THE PROBLEM
Search the data for "Socket". Return each matching line.

INPUT
=-=-=

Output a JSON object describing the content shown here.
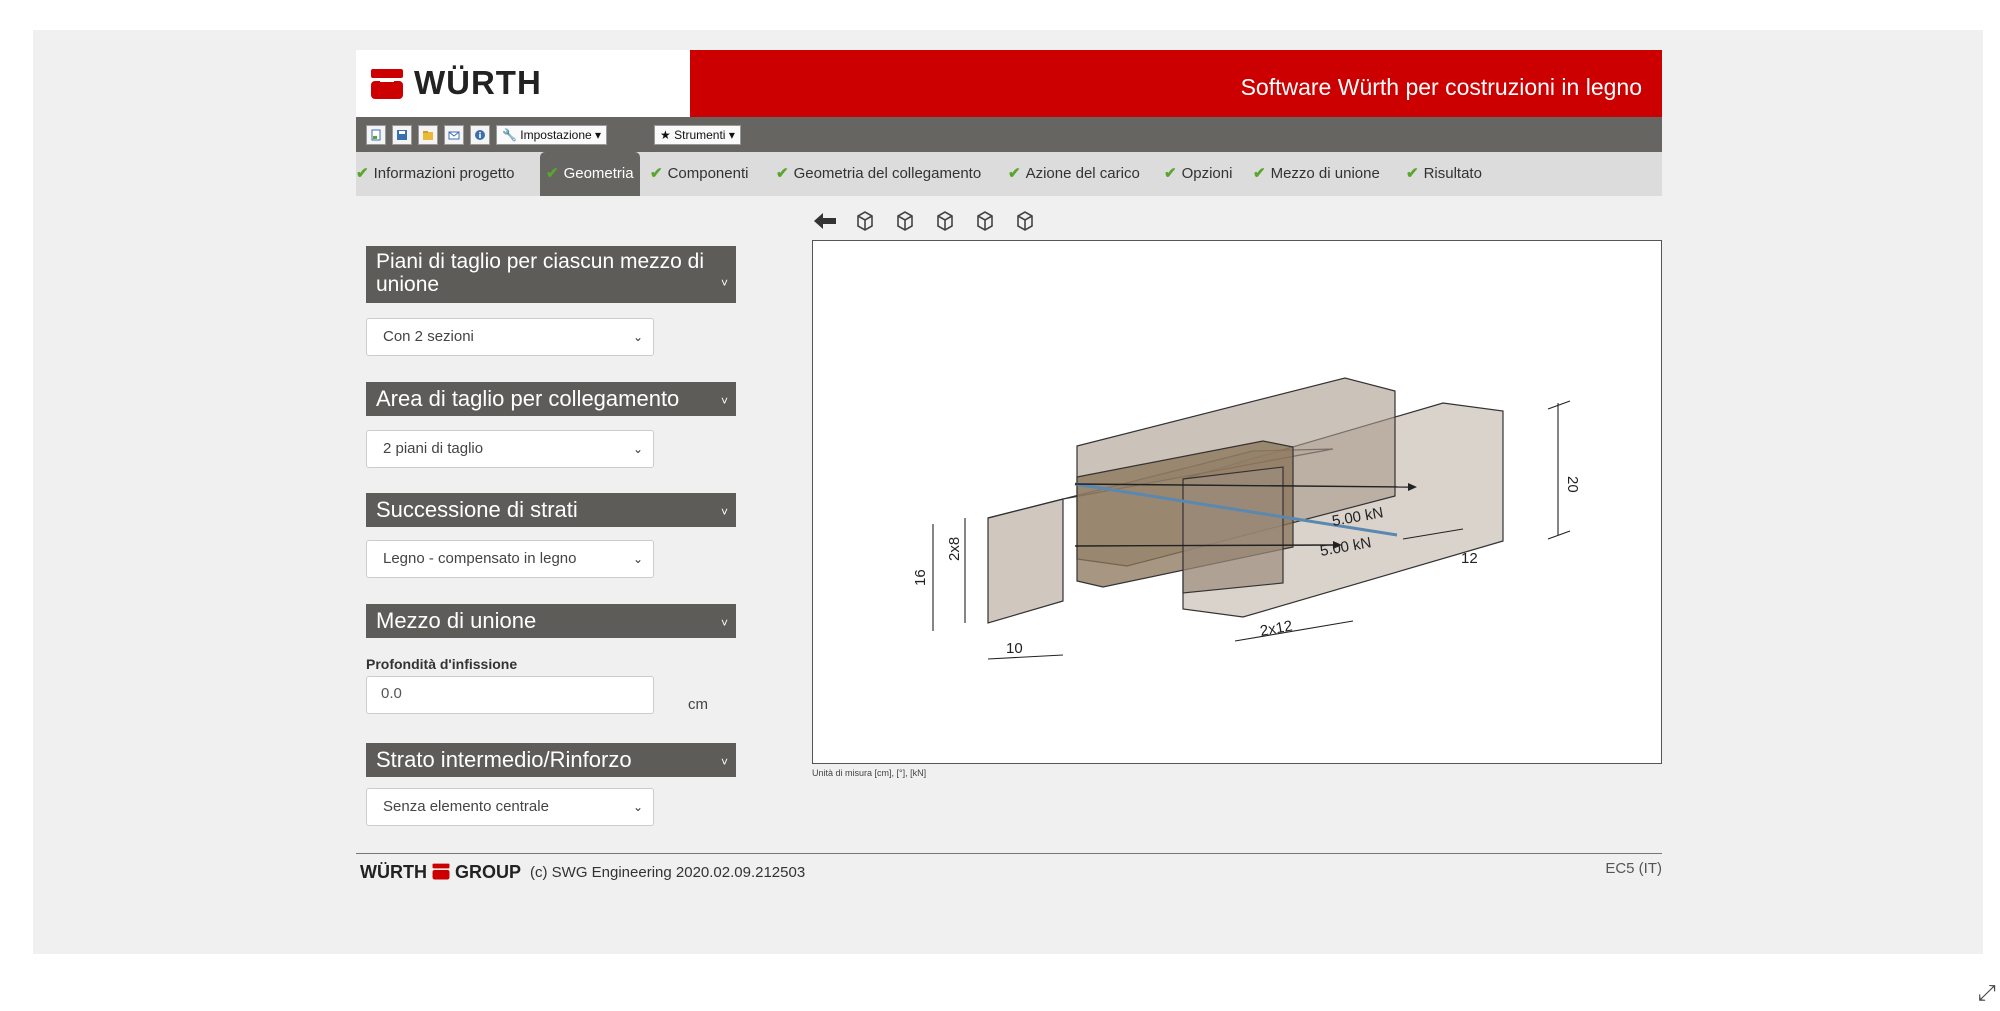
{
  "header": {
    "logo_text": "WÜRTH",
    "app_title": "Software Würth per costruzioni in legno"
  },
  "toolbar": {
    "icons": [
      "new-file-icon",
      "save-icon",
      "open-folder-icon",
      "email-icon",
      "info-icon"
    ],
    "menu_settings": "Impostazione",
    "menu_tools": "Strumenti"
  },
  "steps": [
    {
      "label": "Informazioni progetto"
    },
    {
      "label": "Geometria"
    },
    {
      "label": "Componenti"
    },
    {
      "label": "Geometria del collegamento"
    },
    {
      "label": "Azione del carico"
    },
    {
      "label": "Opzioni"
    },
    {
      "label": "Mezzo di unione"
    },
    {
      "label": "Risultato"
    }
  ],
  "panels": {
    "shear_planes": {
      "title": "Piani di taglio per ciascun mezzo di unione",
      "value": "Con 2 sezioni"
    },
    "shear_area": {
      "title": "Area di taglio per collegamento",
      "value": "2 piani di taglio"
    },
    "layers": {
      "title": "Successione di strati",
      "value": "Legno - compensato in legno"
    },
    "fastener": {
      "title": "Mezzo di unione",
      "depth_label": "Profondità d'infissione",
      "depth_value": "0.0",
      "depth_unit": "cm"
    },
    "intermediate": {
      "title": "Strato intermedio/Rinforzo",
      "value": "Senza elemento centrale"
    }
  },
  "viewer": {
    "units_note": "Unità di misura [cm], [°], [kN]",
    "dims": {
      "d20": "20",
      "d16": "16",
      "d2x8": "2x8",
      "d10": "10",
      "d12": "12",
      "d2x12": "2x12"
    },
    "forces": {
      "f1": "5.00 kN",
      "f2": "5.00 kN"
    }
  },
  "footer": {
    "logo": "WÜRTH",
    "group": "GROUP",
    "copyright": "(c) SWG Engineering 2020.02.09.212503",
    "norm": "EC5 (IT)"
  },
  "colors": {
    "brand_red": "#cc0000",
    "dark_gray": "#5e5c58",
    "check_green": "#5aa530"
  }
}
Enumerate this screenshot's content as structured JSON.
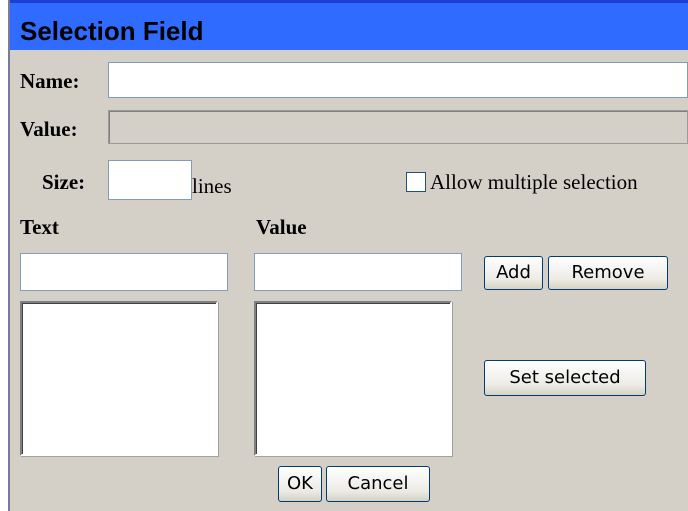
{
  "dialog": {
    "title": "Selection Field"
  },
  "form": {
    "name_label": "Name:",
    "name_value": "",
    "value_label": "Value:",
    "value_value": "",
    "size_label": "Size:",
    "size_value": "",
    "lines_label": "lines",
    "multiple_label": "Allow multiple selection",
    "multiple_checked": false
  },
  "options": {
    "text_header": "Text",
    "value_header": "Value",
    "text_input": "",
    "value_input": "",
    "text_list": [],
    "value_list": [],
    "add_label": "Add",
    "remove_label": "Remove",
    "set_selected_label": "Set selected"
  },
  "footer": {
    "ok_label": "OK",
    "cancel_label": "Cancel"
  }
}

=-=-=

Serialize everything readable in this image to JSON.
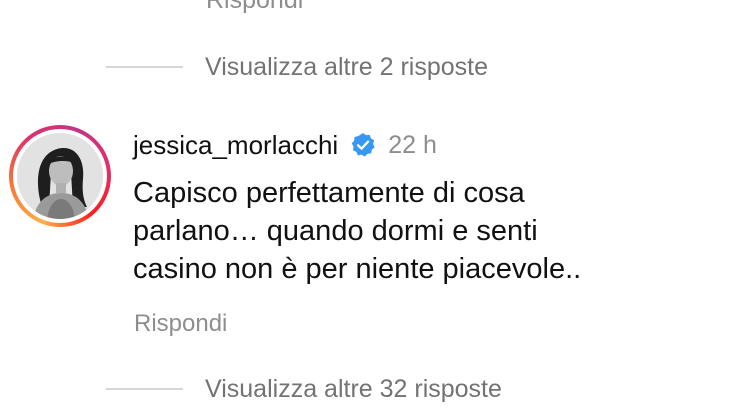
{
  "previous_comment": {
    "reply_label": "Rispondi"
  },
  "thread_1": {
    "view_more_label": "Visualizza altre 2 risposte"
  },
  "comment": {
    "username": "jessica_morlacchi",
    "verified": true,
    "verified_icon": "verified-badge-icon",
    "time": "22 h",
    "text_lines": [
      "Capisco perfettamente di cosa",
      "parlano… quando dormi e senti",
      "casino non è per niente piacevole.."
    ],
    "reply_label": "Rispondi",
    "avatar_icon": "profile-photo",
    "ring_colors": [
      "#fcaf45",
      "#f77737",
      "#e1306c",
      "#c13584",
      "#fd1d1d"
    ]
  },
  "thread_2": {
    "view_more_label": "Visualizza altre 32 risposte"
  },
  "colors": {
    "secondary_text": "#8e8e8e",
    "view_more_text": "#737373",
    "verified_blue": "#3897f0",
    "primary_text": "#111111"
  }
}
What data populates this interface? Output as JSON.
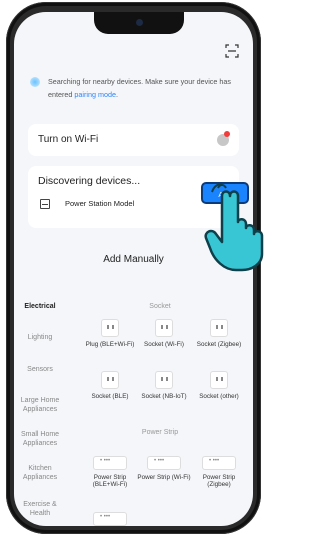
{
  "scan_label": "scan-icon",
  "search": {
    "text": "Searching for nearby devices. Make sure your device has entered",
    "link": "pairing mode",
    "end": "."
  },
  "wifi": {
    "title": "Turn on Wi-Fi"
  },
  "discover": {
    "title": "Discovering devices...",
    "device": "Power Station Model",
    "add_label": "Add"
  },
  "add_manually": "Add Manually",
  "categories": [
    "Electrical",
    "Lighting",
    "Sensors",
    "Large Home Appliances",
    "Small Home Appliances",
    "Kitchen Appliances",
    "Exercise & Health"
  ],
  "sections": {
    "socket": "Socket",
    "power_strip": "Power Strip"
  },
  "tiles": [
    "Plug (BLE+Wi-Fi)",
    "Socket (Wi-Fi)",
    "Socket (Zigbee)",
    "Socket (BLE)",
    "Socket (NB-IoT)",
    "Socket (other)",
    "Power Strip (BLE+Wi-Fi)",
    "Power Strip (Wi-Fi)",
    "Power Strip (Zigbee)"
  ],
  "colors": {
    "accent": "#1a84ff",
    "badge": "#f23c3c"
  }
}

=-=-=

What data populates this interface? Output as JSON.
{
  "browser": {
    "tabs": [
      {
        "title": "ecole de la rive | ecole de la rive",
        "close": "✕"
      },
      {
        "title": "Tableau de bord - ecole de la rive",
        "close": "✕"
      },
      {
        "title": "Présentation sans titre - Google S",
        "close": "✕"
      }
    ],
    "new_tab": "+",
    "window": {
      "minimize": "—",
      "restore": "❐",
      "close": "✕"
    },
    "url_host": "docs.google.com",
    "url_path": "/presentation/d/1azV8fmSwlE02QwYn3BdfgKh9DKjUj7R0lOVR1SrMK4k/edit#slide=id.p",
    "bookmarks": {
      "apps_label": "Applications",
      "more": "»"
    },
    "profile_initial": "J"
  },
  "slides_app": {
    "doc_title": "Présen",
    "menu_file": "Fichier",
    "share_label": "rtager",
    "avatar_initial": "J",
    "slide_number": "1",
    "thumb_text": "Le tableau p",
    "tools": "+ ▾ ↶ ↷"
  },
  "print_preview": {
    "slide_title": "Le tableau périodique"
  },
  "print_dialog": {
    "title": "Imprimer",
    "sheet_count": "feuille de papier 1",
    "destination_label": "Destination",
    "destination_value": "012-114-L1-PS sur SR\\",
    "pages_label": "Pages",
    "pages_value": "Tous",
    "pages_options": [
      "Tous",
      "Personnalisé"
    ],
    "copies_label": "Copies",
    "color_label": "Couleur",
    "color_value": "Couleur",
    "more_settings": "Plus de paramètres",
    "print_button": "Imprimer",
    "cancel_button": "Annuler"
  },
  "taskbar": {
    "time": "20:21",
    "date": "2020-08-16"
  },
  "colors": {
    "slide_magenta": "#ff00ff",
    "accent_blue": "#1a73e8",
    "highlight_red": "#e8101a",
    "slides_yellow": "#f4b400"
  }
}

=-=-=

ANSWER
    "socket": "Socket",
    "Socket (Wi-Fi)",
    "Socket (Zigbee)",
    "Socket (BLE)",
    "Socket (NB-IoT)",
    "Socket (other)",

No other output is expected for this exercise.